▶ _EXERCISE DIRECTIONS_
All that is asked is a faithful reproduction of the entries.

▶ _MATERIAL SUPPLIED_
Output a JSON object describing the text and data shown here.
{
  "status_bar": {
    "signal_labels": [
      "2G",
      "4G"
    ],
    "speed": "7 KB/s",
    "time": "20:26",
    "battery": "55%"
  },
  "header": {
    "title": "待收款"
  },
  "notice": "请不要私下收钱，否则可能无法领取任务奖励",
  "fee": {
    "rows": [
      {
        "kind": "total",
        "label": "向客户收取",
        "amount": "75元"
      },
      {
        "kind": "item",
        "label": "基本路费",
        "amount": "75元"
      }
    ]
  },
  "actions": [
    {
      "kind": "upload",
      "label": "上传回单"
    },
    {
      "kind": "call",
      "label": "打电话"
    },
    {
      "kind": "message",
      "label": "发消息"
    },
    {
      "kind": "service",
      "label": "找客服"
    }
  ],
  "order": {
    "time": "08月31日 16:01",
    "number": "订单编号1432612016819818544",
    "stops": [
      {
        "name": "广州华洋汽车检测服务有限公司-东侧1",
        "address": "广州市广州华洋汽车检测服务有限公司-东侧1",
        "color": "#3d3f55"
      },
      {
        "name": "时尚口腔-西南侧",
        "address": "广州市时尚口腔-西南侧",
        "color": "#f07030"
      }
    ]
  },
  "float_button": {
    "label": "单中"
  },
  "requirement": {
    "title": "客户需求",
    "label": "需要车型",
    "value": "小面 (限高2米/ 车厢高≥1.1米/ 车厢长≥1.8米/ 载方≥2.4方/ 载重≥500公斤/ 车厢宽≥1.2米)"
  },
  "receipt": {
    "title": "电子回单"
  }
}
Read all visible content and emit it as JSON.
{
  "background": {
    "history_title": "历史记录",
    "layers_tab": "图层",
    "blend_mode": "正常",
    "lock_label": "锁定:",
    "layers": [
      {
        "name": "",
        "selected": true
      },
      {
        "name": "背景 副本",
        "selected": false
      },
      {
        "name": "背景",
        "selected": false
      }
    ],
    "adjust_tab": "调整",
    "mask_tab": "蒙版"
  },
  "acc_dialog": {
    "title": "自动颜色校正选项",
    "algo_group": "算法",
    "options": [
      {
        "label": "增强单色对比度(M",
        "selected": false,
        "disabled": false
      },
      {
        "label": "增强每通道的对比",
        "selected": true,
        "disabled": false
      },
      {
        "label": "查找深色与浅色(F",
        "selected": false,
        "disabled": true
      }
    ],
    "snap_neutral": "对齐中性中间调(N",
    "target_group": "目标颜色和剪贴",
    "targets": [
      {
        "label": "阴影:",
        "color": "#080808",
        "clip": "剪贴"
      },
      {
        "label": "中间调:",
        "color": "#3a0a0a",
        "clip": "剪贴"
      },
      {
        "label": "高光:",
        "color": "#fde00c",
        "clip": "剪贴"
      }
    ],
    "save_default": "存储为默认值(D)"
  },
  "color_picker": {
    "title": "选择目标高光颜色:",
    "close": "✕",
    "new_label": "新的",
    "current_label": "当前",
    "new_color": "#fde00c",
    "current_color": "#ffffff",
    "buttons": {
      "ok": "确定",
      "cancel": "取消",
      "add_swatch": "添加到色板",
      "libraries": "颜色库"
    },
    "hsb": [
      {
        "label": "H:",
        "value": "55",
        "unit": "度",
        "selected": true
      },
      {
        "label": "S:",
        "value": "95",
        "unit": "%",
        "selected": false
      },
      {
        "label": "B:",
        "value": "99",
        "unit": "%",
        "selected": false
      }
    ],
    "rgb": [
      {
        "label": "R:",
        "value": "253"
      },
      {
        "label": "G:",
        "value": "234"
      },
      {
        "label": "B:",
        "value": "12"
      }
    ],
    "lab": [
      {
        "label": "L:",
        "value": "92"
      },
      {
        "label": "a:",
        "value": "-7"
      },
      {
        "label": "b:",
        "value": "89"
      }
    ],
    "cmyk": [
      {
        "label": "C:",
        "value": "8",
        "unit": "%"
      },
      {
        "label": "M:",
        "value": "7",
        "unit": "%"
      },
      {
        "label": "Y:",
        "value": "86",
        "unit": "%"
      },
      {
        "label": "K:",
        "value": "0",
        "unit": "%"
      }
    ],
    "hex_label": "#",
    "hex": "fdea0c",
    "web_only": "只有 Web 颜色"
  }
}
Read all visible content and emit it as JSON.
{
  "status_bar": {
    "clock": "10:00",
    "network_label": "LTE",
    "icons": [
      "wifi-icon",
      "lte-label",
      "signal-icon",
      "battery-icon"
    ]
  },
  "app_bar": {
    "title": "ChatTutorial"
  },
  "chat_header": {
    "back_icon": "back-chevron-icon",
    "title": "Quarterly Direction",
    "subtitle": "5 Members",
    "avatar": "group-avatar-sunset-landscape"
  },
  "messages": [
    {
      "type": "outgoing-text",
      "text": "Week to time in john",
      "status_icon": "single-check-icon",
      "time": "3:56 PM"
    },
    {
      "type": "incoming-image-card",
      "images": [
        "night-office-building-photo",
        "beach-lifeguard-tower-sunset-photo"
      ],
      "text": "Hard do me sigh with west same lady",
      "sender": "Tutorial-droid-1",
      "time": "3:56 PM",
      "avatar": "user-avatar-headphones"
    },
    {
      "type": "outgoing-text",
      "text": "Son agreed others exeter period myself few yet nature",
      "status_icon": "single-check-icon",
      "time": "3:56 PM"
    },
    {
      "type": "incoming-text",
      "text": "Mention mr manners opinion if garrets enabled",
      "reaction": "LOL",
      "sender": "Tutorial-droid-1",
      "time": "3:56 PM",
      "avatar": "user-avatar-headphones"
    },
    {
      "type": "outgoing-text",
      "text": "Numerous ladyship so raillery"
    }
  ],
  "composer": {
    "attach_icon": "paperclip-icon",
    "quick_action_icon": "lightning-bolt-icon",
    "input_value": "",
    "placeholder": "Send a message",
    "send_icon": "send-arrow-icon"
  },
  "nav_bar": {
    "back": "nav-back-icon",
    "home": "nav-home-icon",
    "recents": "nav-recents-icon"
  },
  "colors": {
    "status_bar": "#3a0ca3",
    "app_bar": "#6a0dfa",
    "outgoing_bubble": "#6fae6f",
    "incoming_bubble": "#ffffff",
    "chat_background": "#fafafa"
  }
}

▶ _SOLUTION_
Output a JSON object describing the text and data shown here.
{
  "status_bar": {
    "signal_labels": [
      "2G",
      "4G"
    ],
    "speed": "7 KB/s",
    "time": "20:26",
    "battery": "55%"
  },
  "header": {
    "title": "待收款"
  },
  "notice": "请不要私下收钱，否则可能无法领取任务奖励",
  "fee": {
    "rows": [
      {
        "kind": "total",
        "label": "向客户收取",
        "amount": "75元"
      },
      {
        "kind": "item",
        "label": "基本路费",
        "amount": "75元"
      }
    ]
  },
  "actions": [
    {
      "kind": "upload",
      "label": "上传回单"
    },
    {
      "kind": "call",
      "label": "打电话"
    },
    {
      "kind": "message",
      "label": "发消息"
    },
    {
      "kind": "service",
      "label": "找客服"
    }
  ],
  "order": {
    "time": "08月31日 16:01",
    "number": "订单编号1432612016819818544",
    "stops": [
      {
        "name": "广州华洋汽车检测服务有限公司-东侧1",
        "address": "广州市广州华洋汽车检测服务有限公司-东侧1",
        "color": "#3d3f55"
      },
      {
        "name": "时尚口腔-西南侧",
        "address": "广州市时尚口腔-西南侧",
        "color": "#f07030"
      }
    ]
  },
  "float_button": {
    "label": "单中"
  },
  "requirement": {
    "title": "客户需求",
    "label": "需要车型",
    "value": "小面 (限高2米/ 车厢高≥1.1米/ 车厢长≥1.8米/ 载方≥2.4方/ 载重≥500公斤/ 车厢宽≥1.2米)"
  },
  "receipt": {
    "title": "电子回单"
  }
}
Read all visible content and emit it as JSON.
{
  "background": {
    "history_title": "历史记录",
    "layers_tab": "图层",
    "blend_mode": "正常",
    "lock_label": "锁定:",
    "layers": [
      {
        "name": "",
        "selected": true
      },
      {
        "name": "背景 副本",
        "selected": false
      },
      {
        "name": "背景",
        "selected": false
      }
    ],
    "adjust_tab": "调整",
    "mask_tab": "蒙版"
  },
  "acc_dialog": {
    "title": "自动颜色校正选项",
    "algo_group": "算法",
    "options": [
      {
        "label": "增强单色对比度(M",
        "selected": false,
        "disabled": false
      },
      {
        "label": "增强每通道的对比",
        "selected": true,
        "disabled": false
      },
      {
        "label": "查找深色与浅色(F",
        "selected": false,
        "disabled": true
      }
    ],
    "snap_neutral": "对齐中性中间调(N",
    "target_group": "目标颜色和剪贴",
    "targets": [
      {
        "label": "阴影:",
        "color": "#080808",
        "clip": "剪贴"
      },
      {
        "label": "中间调:",
        "color": "#3a0a0a",
        "clip": "剪贴"
      },
      {
        "label": "高光:",
        "color": "#fde00c",
        "clip": "剪贴"
      }
    ],
    "save_default": "存储为默认值(D)"
  },
  "color_picker": {
    "title": "选择目标高光颜色:",
    "close": "✕",
    "new_label": "新的",
    "current_label": "当前",
    "new_color": "#fde00c",
    "current_color": "#ffffff",
    "buttons": {
      "ok": "确定",
      "cancel": "取消",
      "add_swatch": "添加到色板",
      "libraries": "颜色库"
    },
    "hsb": [
      {
        "label": "H:",
        "value": "55",
        "unit": "度",
        "selected": true
      },
      {
        "label": "S:",
        "value": "95",
        "unit": "%",
        "selected": false
      },
      {
        "label": "B:",
        "value": "99",
        "unit": "%",
        "selected": false
      }
    ],
    "rgb": [
      {
        "label": "R:",
        "value": "253"
      },
      {
        "label": "G:",
        "value": "234"
      },
      {
        "label": "B:",
        "value": "12"
      }
    ],
    "lab": [
      {
        "label": "L:",
        "value": "92"
      },
      {
        "label": "a:",
        "value": "-7"
      },
      {
        "label": "b:",
        "value": "89"
      }
    ],
    "cmyk": [
      {
        "label": "C:",
        "value": "8",
        "unit": "%"
      },
      {
        "label": "M:",
        "value": "7",
        "unit": "%"
      },
      {
        "label": "Y:",
        "value": "86",
        "unit": "%"
      },
      {
        "label": "K:",
        "value": "0",
        "unit": "%"
      }
    ],
    "hex_label": "#",
    "hex": "fdea0c",
    "web_only": "只有 Web 颜色"
  }
}
Read all visible content and emit it as JSON.
{
  "status_bar": {
    "clock": "10:00",
    "network_label": "LTE",
    "icons": [
      "wifi-icon",
      "lte-label",
      "signal-icon",
      "battery-icon"
    ]
  },
  "app_bar": {
    "title": "ChatTutorial"
  },
  "chat_header": {
    "back_icon": "back-chevron-icon",
    "title": "Quarterly Direction",
    "subtitle": "5 Members",
    "avatar": "group-avatar-sunset-landscape"
  },
  "messages": [
    {
      "type": "outgoing-text",
      "text": "Week to time in john",
      "status_icon": "single-check-icon",
      "time": "3:56 PM"
    },
    {
      "type": "incoming-image-card",
      "images": [
        "night-office-building-photo",
        "beach-lifeguard-tower-sunset-photo"
      ],
      "text": "Hard do me sigh with west same lady",
      "sender": "Tutorial-droid-1",
      "time": "3:56 PM",
      "avatar": "user-avatar-headphones"
    },
    {
      "type": "outgoing-text",
      "text": "Son agreed others exeter period myself few yet nature",
      "status_icon": "single-check-icon",
      "time": "3:56 PM"
    },
    {
      "type": "incoming-text",
      "text": "Mention mr manners opinion if garrets enabled",
      "reaction": "LOL",
      "sender": "Tutorial-droid-1",
      "time": "3:56 PM",
      "avatar": "user-avatar-headphones"
    },
    {
      "type": "outgoing-text",
      "text": "Numerous ladyship so raillery"
    }
  ],
  "composer": {
    "attach_icon": "paperclip-icon",
    "quick_action_icon": "lightning-bolt-icon",
    "input_value": "",
    "placeholder": "Send a message",
    "send_icon": "send-arrow-icon"
  },
  "nav_bar": {
    "back": "nav-back-icon",
    "home": "nav-home-icon",
    "recents": "nav-recents-icon"
  },
  "colors": {
    "status_bar": "#3a0ca3",
    "app_bar": "#6a0dfa",
    "outgoing_bubble": "#6fae6f",
    "incoming_bubble": "#ffffff",
    "chat_background": "#fafafa"
  }
}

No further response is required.